Alcoholics Anonymous asserts that there are times when the addict “has no effective mental defense” against that first drink.
Bill Wilson wrote:
Some strongly object to the A.A. position that alcoholism is an illness. This concept, they feel, removes moral responsibility from alcoholics. As any A.A. knows, this is far from true. We do not use the concept of sickness to absolve our members from responsibility. On the contrary, we use the fact of fatal illness to clamp the heaviest kind of moral obligation onto the sufferer, the obligation to use A.A.’s Twelve Steps to get well.
This excruciating state of moral and physical sickness—this “incomprehensible demoralization”—is known in A.A. as hitting bottom. “Why is it,” asks Dr. Arnold Ludwig, “that reasonably intelligent men and women remain relatively immune to reason and good advice and only choose to quit drinking when they absolutely must, after so much damage has been wrought? What is there about alcoholism, unlike any other ‘disease’ in medicine except certain drug addictions, that makes being in extremis represent a potentially favorable sign for cure?”
Hitting bottom may come in the form of a wrecked car, a wrecked marriage, a jail term, or simple the inexorable buildup of the solo burden of drug-seeking behavior. While the intrinsically spiritual component of the A.A. program would seem to be inconsistent with the emerging biochemical models of addiction, recall that A.A.’s basic premise has always been that alcoholism and drug addiction are diseases of the body and obsessions of the mind.
When the shocking moment arrives, and the addict hits bottom, he or she enters a “sweetly reasonable” and “softened up” state of mind, as A.A. founder Bill Wilson expressed it. Arnold Ludwig calls this the state of “therapeutic surrender.” It is crucial to everything that follows. It is the stage in their lives when addicts are prepared to consider, if only as a highly disturbing hypothesis, that they have become powerless over their use of addictive drugs. In that sense, their lives have become unmanageable. They have lost control.
It isn’t necessary to take a strictly spiritual view in order to recognize the existence of some kind of power higher than the self. The higher power referred to in A.A. may simply turn out to be the complex dynamics of directed group interaction, i.e., the group as a whole.

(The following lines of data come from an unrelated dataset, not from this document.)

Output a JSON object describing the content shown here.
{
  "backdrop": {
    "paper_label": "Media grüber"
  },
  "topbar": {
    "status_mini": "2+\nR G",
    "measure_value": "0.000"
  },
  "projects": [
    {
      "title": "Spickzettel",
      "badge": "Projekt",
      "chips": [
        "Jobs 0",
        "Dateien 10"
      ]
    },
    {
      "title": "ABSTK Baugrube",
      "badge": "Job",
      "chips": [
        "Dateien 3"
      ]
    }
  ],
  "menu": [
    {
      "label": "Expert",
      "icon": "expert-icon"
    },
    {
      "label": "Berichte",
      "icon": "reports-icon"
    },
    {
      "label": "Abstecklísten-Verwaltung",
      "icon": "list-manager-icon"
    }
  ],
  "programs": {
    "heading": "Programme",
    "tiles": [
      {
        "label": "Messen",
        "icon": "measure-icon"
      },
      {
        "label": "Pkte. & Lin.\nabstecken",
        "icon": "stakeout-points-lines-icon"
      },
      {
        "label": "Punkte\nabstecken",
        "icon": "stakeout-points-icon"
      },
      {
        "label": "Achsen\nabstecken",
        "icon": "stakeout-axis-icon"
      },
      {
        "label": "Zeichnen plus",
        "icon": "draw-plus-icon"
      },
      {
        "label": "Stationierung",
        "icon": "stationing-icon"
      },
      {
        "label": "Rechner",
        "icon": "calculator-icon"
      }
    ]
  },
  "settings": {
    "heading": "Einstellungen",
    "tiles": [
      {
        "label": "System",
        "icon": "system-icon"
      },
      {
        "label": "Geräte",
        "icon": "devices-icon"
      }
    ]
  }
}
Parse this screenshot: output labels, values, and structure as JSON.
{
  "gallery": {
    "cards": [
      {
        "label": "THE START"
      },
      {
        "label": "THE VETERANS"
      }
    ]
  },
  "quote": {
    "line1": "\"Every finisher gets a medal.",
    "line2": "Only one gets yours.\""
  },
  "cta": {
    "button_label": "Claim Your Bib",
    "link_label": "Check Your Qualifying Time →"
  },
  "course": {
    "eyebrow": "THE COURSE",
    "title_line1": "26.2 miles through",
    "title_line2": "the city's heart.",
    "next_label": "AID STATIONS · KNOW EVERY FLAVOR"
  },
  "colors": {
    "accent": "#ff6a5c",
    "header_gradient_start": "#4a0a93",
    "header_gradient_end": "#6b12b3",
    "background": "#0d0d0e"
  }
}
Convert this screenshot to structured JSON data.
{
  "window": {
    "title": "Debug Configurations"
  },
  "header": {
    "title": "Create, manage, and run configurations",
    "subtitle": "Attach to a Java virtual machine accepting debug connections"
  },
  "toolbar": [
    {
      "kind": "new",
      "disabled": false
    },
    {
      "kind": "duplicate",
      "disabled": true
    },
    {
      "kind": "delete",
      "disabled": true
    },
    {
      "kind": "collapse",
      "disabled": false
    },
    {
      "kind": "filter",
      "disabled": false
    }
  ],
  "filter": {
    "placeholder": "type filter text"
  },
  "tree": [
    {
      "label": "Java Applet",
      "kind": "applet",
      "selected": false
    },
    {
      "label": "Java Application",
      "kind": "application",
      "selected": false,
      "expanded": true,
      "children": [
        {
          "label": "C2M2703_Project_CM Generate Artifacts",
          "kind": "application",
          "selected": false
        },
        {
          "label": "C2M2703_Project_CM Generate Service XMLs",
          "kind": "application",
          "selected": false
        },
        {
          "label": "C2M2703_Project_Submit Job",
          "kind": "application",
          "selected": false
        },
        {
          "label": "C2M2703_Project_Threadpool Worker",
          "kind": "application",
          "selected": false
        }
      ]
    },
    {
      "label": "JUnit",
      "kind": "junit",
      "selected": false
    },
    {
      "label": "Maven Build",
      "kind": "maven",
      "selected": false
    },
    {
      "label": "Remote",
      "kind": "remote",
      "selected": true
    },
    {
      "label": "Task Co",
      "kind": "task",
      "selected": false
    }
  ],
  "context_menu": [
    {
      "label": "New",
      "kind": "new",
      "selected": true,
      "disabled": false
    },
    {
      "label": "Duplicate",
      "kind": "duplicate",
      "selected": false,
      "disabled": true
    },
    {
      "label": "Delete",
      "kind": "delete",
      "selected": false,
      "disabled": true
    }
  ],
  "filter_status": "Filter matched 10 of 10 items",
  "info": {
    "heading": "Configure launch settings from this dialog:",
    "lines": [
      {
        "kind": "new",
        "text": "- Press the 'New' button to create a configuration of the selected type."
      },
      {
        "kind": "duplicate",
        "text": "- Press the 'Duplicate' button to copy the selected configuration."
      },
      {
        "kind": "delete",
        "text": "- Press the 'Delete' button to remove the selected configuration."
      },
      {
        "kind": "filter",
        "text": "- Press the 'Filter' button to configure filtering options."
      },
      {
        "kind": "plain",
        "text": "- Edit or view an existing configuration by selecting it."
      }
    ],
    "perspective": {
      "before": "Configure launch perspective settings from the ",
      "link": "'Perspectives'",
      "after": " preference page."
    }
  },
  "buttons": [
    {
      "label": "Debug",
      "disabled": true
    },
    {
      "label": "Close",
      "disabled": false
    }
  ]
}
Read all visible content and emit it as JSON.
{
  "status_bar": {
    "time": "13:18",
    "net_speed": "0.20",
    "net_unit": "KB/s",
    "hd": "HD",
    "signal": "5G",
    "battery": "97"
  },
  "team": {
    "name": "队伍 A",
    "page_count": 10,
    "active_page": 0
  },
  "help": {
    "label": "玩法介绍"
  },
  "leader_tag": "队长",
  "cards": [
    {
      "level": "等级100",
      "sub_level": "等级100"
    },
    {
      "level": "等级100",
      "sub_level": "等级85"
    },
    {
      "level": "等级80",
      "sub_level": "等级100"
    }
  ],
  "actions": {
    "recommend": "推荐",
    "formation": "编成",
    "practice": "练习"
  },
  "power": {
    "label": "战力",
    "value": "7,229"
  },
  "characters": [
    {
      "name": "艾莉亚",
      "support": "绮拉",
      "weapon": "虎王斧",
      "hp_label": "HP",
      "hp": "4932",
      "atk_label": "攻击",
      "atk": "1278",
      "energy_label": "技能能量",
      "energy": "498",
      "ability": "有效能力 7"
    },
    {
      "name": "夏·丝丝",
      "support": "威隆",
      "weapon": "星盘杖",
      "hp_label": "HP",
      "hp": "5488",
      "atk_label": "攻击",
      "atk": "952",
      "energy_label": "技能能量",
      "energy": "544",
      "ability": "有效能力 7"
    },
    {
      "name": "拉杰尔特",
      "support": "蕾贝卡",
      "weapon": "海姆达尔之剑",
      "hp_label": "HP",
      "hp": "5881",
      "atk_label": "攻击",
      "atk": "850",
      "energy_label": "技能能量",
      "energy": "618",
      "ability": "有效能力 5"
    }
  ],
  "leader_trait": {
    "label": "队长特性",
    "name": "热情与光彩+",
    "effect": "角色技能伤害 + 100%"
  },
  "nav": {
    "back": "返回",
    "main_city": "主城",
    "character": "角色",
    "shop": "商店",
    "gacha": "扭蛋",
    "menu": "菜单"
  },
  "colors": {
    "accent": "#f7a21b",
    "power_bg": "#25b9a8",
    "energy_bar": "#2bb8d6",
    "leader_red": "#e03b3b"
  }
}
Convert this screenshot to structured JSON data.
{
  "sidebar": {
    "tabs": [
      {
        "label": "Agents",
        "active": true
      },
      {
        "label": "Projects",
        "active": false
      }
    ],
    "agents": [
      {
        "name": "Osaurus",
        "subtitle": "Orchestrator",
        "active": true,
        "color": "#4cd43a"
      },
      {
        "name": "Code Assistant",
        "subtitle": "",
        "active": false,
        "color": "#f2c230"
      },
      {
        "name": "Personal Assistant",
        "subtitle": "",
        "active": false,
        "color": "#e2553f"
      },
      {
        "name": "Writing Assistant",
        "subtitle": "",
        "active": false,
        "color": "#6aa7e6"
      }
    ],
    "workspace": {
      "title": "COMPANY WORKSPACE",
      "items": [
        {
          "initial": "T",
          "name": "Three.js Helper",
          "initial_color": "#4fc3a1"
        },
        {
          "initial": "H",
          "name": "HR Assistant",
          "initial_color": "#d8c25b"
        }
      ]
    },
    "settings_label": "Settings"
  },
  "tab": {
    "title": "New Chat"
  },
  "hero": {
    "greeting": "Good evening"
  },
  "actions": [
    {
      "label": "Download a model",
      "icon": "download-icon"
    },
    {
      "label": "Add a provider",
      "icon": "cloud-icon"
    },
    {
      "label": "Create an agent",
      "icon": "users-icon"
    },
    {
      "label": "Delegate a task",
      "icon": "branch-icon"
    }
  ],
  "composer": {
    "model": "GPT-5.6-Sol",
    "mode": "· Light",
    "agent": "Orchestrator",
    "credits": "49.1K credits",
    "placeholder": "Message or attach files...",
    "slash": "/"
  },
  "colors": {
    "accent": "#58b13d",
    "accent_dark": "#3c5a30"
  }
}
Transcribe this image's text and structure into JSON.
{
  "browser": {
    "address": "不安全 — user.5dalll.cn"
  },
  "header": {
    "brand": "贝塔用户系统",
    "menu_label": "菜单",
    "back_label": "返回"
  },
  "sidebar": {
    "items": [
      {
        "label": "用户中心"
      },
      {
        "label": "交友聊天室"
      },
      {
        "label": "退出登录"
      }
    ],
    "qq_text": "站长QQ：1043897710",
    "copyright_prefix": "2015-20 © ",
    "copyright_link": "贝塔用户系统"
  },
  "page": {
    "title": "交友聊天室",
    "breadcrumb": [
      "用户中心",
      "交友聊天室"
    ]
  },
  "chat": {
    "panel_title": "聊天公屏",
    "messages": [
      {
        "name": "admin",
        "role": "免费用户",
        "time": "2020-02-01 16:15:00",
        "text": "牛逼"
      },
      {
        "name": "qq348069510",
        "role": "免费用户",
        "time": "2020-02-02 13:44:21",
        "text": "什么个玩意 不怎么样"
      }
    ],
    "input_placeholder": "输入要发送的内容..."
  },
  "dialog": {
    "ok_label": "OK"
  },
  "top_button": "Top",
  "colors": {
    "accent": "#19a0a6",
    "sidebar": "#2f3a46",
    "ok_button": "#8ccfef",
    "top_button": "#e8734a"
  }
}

It is a recognition of holistic processes beyond a single individual—the power of the many over and against the power of one. Sometimes that form of submission can be healthy.
Dirk Hanson is a freelance science reporter and novelist who lives in Minnesota. His book, "The Chemical Carousel: What Science Tells Us About Addiction," will be published this spring.